[Start of section]

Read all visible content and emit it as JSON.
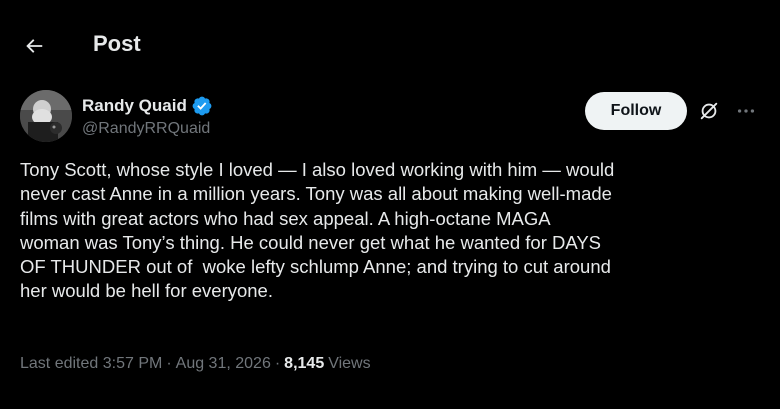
{
  "header": {
    "title": "Post",
    "back_icon": "arrow-left-icon"
  },
  "author": {
    "display_name": "Randy Quaid",
    "handle": "@RandyRRQuaid",
    "verified_icon": "verified-badge-icon",
    "verified_color": "#1d9bf0"
  },
  "actions": {
    "follow_label": "Follow",
    "grok_icon": "grok-icon",
    "more_icon": "more-dots-icon"
  },
  "tweet": {
    "text": "Tony Scott, whose style I loved — I also loved working with him — would\nnever cast Anne in a million years. Tony was all about making well-made\nfilms with great actors who had sex appeal. A high-octane MAGA\nwoman was Tony’s thing. He could never get what he wanted for DAYS\nOF THUNDER out of  woke lefty schlump Anne; and trying to cut around\nher would be hell for everyone."
  },
  "meta": {
    "edited": "Last edited 3:57 PM",
    "separator": "·",
    "date": "Aug 31, 2026",
    "views_count": "8,145",
    "views_label": "Views"
  },
  "colors": {
    "background": "#000000",
    "primary_text": "#e7e9ea",
    "secondary_text": "#71767b",
    "follow_bg": "#eff3f4"
  }
}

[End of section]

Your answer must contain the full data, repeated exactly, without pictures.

[Answer area]:
Read all visible content and emit it as JSON.
{
  "header": {
    "title": "Post",
    "back_icon": "arrow-left-icon"
  },
  "author": {
    "display_name": "Randy Quaid",
    "handle": "@RandyRRQuaid",
    "verified_icon": "verified-badge-icon",
    "verified_color": "#1d9bf0"
  },
  "actions": {
    "follow_label": "Follow",
    "grok_icon": "grok-icon",
    "more_icon": "more-dots-icon"
  },
  "tweet": {
    "text": "Tony Scott, whose style I loved — I also loved working with him — would\nnever cast Anne in a million years. Tony was all about making well-made\nfilms with great actors who had sex appeal. A high-octane MAGA\nwoman was Tony’s thing. He could never get what he wanted for DAYS\nOF THUNDER out of  woke lefty schlump Anne; and trying to cut around\nher would be hell for everyone."
  },
  "meta": {
    "edited": "Last edited 3:57 PM",
    "separator": "·",
    "date": "Aug 31, 2026",
    "views_count": "8,145",
    "views_label": "Views"
  },
  "colors": {
    "background": "#000000",
    "primary_text": "#e7e9ea",
    "secondary_text": "#71767b",
    "follow_bg": "#eff3f4"
  }
}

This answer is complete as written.